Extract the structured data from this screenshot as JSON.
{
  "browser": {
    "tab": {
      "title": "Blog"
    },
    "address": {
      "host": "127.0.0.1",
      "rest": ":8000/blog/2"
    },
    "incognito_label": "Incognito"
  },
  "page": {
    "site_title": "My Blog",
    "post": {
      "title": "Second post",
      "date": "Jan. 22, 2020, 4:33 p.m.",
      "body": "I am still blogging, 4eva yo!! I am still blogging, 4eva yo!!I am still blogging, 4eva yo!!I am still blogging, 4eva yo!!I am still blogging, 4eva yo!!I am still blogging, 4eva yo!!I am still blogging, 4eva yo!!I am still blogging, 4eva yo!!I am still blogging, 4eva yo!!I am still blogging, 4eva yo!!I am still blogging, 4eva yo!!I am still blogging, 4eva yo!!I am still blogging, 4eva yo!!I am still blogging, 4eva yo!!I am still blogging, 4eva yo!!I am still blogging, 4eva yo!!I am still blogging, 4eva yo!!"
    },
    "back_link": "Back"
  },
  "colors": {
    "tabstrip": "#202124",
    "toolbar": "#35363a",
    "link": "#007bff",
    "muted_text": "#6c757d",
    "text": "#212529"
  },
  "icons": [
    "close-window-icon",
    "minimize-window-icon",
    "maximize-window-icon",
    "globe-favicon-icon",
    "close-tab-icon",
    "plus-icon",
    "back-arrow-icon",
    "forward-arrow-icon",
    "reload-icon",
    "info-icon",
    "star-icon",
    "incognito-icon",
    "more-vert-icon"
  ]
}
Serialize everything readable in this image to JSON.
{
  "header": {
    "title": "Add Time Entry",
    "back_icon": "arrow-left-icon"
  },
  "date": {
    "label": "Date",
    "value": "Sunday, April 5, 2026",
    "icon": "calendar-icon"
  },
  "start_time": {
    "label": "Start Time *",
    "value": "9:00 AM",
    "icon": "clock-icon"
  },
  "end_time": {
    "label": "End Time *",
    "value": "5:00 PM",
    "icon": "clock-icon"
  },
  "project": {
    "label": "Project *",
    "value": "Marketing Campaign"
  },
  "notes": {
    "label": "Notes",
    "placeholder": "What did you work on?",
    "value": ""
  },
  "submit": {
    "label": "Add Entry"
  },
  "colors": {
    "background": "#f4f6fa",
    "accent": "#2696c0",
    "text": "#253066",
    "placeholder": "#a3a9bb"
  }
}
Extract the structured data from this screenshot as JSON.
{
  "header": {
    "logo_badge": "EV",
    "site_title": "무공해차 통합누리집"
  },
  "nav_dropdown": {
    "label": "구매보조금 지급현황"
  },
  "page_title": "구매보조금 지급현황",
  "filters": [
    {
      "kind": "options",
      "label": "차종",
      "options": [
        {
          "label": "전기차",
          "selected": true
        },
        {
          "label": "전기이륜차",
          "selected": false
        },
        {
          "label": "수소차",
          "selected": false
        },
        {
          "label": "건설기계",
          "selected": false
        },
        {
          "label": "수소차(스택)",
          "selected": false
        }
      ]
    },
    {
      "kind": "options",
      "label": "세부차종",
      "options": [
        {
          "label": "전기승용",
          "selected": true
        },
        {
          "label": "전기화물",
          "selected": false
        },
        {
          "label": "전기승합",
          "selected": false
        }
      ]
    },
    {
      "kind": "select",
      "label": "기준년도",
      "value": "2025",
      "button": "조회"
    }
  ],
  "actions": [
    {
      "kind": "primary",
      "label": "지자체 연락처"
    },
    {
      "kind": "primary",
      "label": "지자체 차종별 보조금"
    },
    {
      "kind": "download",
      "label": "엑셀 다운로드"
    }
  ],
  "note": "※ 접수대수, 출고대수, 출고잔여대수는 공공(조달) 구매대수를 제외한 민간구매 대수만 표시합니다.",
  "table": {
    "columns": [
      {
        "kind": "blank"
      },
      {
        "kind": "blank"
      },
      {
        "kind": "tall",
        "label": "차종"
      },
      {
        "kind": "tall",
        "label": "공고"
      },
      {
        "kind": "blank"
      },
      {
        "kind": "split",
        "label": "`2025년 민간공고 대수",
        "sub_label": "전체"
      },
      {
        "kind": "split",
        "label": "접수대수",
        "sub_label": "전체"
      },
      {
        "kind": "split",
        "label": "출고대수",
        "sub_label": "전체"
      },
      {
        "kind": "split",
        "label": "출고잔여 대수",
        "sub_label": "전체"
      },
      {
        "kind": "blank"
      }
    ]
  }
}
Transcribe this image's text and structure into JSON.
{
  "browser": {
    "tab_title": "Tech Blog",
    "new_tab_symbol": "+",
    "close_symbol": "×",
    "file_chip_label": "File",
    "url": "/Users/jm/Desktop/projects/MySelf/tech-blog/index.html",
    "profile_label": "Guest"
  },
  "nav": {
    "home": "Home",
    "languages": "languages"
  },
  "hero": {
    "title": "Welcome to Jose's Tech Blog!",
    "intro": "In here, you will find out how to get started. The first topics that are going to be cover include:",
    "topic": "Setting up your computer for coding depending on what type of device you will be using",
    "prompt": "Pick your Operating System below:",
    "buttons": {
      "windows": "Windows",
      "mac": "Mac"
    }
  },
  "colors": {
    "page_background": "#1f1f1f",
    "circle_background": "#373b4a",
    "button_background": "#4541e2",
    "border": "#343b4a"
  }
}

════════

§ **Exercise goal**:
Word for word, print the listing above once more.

§ **Written response**:
Extract the structured data from this screenshot as JSON.
{
  "browser": {
    "tab": {
      "title": "Blog"
    },
    "address": {
      "host": "127.0.0.1",
      "rest": ":8000/blog/2"
    },
    "incognito_label": "Incognito"
  },
  "page": {
    "site_title": "My Blog",
    "post": {
      "title": "Second post",
      "date": "Jan. 22, 2020, 4:33 p.m.",
      "body": "I am still blogging, 4eva yo!! I am still blogging, 4eva yo!!I am still blogging, 4eva yo!!I am still blogging, 4eva yo!!I am still blogging, 4eva yo!!I am still blogging, 4eva yo!!I am still blogging, 4eva yo!!I am still blogging, 4eva yo!!I am still blogging, 4eva yo!!I am still blogging, 4eva yo!!I am still blogging, 4eva yo!!I am still blogging, 4eva yo!!I am still blogging, 4eva yo!!I am still blogging, 4eva yo!!I am still blogging, 4eva yo!!I am still blogging, 4eva yo!!I am still blogging, 4eva yo!!"
    },
    "back_link": "Back"
  },
  "colors": {
    "tabstrip": "#202124",
    "toolbar": "#35363a",
    "link": "#007bff",
    "muted_text": "#6c757d",
    "text": "#212529"
  },
  "icons": [
    "close-window-icon",
    "minimize-window-icon",
    "maximize-window-icon",
    "globe-favicon-icon",
    "close-tab-icon",
    "plus-icon",
    "back-arrow-icon",
    "forward-arrow-icon",
    "reload-icon",
    "info-icon",
    "star-icon",
    "incognito-icon",
    "more-vert-icon"
  ]
}
Serialize everything readable in this image to JSON.
{
  "header": {
    "title": "Add Time Entry",
    "back_icon": "arrow-left-icon"
  },
  "date": {
    "label": "Date",
    "value": "Sunday, April 5, 2026",
    "icon": "calendar-icon"
  },
  "start_time": {
    "label": "Start Time *",
    "value": "9:00 AM",
    "icon": "clock-icon"
  },
  "end_time": {
    "label": "End Time *",
    "value": "5:00 PM",
    "icon": "clock-icon"
  },
  "project": {
    "label": "Project *",
    "value": "Marketing Campaign"
  },
  "notes": {
    "label": "Notes",
    "placeholder": "What did you work on?",
    "value": ""
  },
  "submit": {
    "label": "Add Entry"
  },
  "colors": {
    "background": "#f4f6fa",
    "accent": "#2696c0",
    "text": "#253066",
    "placeholder": "#a3a9bb"
  }
}
Extract the structured data from this screenshot as JSON.
{
  "header": {
    "logo_badge": "EV",
    "site_title": "무공해차 통합누리집"
  },
  "nav_dropdown": {
    "label": "구매보조금 지급현황"
  },
  "page_title": "구매보조금 지급현황",
  "filters": [
    {
      "kind": "options",
      "label": "차종",
      "options": [
        {
          "label": "전기차",
          "selected": true
        },
        {
          "label": "전기이륜차",
          "selected": false
        },
        {
          "label": "수소차",
          "selected": false
        },
        {
          "label": "건설기계",
          "selected": false
        },
        {
          "label": "수소차(스택)",
          "selected": false
        }
      ]
    },
    {
      "kind": "options",
      "label": "세부차종",
      "options": [
        {
          "label": "전기승용",
          "selected": true
        },
        {
          "label": "전기화물",
          "selected": false
        },
        {
          "label": "전기승합",
          "selected": false
        }
      ]
    },
    {
      "kind": "select",
      "label": "기준년도",
      "value": "2025",
      "button": "조회"
    }
  ],
  "actions": [
    {
      "kind": "primary",
      "label": "지자체 연락처"
    },
    {
      "kind": "primary",
      "label": "지자체 차종별 보조금"
    },
    {
      "kind": "download",
      "label": "엑셀 다운로드"
    }
  ],
  "note": "※ 접수대수, 출고대수, 출고잔여대수는 공공(조달) 구매대수를 제외한 민간구매 대수만 표시합니다.",
  "table": {
    "columns": [
      {
        "kind": "blank"
      },
      {
        "kind": "blank"
      },
      {
        "kind": "tall",
        "label": "차종"
      },
      {
        "kind": "tall",
        "label": "공고"
      },
      {
        "kind": "blank"
      },
      {
        "kind": "split",
        "label": "`2025년 민간공고 대수",
        "sub_label": "전체"
      },
      {
        "kind": "split",
        "label": "접수대수",
        "sub_label": "전체"
      },
      {
        "kind": "split",
        "label": "출고대수",
        "sub_label": "전체"
      },
      {
        "kind": "split",
        "label": "출고잔여 대수",
        "sub_label": "전체"
      },
      {
        "kind": "blank"
      }
    ]
  }
}
Transcribe this image's text and structure into JSON.
{
  "browser": {
    "tab_title": "Tech Blog",
    "new_tab_symbol": "+",
    "close_symbol": "×",
    "file_chip_label": "File",
    "url": "/Users/jm/Desktop/projects/MySelf/tech-blog/index.html",
    "profile_label": "Guest"
  },
  "nav": {
    "home": "Home",
    "languages": "languages"
  },
  "hero": {
    "title": "Welcome to Jose's Tech Blog!",
    "intro": "In here, you will find out how to get started. The first topics that are going to be cover include:",
    "topic": "Setting up your computer for coding depending on what type of device you will be using",
    "prompt": "Pick your Operating System below:",
    "buttons": {
      "windows": "Windows",
      "mac": "Mac"
    }
  },
  "colors": {
    "page_background": "#1f1f1f",
    "circle_background": "#373b4a",
    "button_background": "#4541e2",
    "border": "#343b4a"
  }
}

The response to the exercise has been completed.